At the final public comment session of the year, residents continued to push for “a people’s budget.” Participatory Budgeting Cleveland says it has more than 750 people supporting the campaign asking the city to allow residents to choose how some taxpayer dollars are spent. The group plans to return to the first City Council meeting of the year on Jan. 9 and will hold a rally on the steps of City Hall before the meeting.

The Public Comment CLE website has all of the week’s comments and transcripts, edited by Cleveland Documenter Carolyn Cooper. Read more about the meeting, which was covered by Documenters Kellie Morris and Jenna Thomas.

Register to make a public comment or learn more about the process in our guide to public comment at Cleveland City Council.

Participatory budgeting

A woman holding a baby gives a public comment in Cleveland City Council chambers.
Shirley Bell and an adorable baby urge Cleveland City Council to support allocating money for participatory budgeting during the public comment period on Dec. 5. Credit: Cleveland City Council

Shirley Bell, a Ward 4 resident, asked council to support participatory budgeting and also to examine land bank policies leasing land to residents and toward the use of land trusts and green spaces that are owned by and reflect the community where they are located.

“Who am I? I am a mother. I’m a Mount Pleasant, Buckeye-Woodland resident. I am a homeowner. I am a business owner. I’m a community leader, an educator, a licensed counselor. I’m an urban farmer, but most importantly, I am a stakeholder. I voted. I believe the dream. I was sold the dream. I am here with receipts. If I had more time, I would go more into it. So the question is: Do we still have cause for hope? Are we looking at the same old political regime in Cleveland? Or is there going to be a change?”

Shirley Bell, Ward 4

Watch Bell’s full comment

A man gives a public comment to Cleveland city council in council chambers.
Paht Juangphanich, of Clark-Fulton, gives his public comment to Cleveland City Council on Dec. 5. Credit: Cleveland City Council

Paht Juangphanich, of Clark-Fulton, urged council members to support a participatory budgeting process and to use remaining American Rescue Plan Act funds to help residents pay water bills and make high-speed internet accessible across the city.

“We have a lot of talent in Cleveland. The more we reach out–the more we engage–the more diverse our perspectives will be. We can have many different solutions to make Cleveland a better place.”

Paht Juangphanich, Clark-Fulton

Watch Juangphanich’s full comment

Live entertainment

A man gives a comment in Cleveland City Council chambers.
Thomas Fox, of Ohio City, shares his hopes for having music on Cleveland’s waterfront at the Dec. 5 public comment session. Credit: Cleveland City Council

Thomas Fox, of Ohio City, wants to see more live music on Cleveland’s waterfront.

“Presenting live music, to utilizing our waterfront that way, is a culture amenity–that can help attract and retain new residents; visitors; and even win talented workforce…We actually just need to cut a little red tape.

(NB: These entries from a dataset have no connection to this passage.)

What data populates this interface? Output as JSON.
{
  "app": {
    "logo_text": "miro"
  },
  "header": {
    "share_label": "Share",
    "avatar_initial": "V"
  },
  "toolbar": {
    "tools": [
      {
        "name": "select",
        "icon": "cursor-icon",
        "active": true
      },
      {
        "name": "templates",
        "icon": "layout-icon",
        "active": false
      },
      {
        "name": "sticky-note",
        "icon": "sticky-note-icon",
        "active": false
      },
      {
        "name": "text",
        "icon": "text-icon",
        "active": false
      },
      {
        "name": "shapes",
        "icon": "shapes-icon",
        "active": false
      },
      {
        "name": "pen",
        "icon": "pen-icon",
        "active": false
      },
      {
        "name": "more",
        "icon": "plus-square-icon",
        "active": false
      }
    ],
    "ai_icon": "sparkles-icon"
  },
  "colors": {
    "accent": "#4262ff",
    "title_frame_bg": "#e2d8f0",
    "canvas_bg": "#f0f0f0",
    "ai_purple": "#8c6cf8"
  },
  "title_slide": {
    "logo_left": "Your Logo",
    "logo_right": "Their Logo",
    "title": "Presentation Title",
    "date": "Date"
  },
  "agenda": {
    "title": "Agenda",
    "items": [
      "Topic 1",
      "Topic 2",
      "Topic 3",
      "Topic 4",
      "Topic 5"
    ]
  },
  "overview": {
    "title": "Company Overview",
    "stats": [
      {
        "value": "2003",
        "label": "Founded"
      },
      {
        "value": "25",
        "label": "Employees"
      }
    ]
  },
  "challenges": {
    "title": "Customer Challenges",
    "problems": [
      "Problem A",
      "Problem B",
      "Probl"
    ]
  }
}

We need a simple decision, … permission from our city leaders, to use our existing space to present music with support from City Hall. Cleveland could have large-scale lakefront music programs as soon as next summer. It really could just happen if we decide to do it.”

Thomas Fox, Ohio City

Watch Fox’s full comment

Domestic violence

A woman gives a public comment to Cleveland City Council in their chambers.
Sabrina Otis, of Ward 15, thanks council for its support of paid leave for survivors of domestic violence during public comment on Dec. 5. Credit: Cleveland City Council

Sabrina Otis, a Ward 15 resident, thanked council members who supported and were voting on an ordinance that would allow many city employees who are victims of domestic violence or sexual abuse to have paid leave from work.

“I’m a domestic violence survivor. It is important that even when we go through our crisis, we still have a job to go back to. It is important that that income stays for that family. So they can expand upon and do whatever they need to do–to get away from their circumstance–and situations.”

Sabrina Otis, Ward 15

Watch Otis’ full comment

Cleveland Documenters pays and trains people to cover public meetings where government officials discuss important issues and decide how to spend taxpayer money.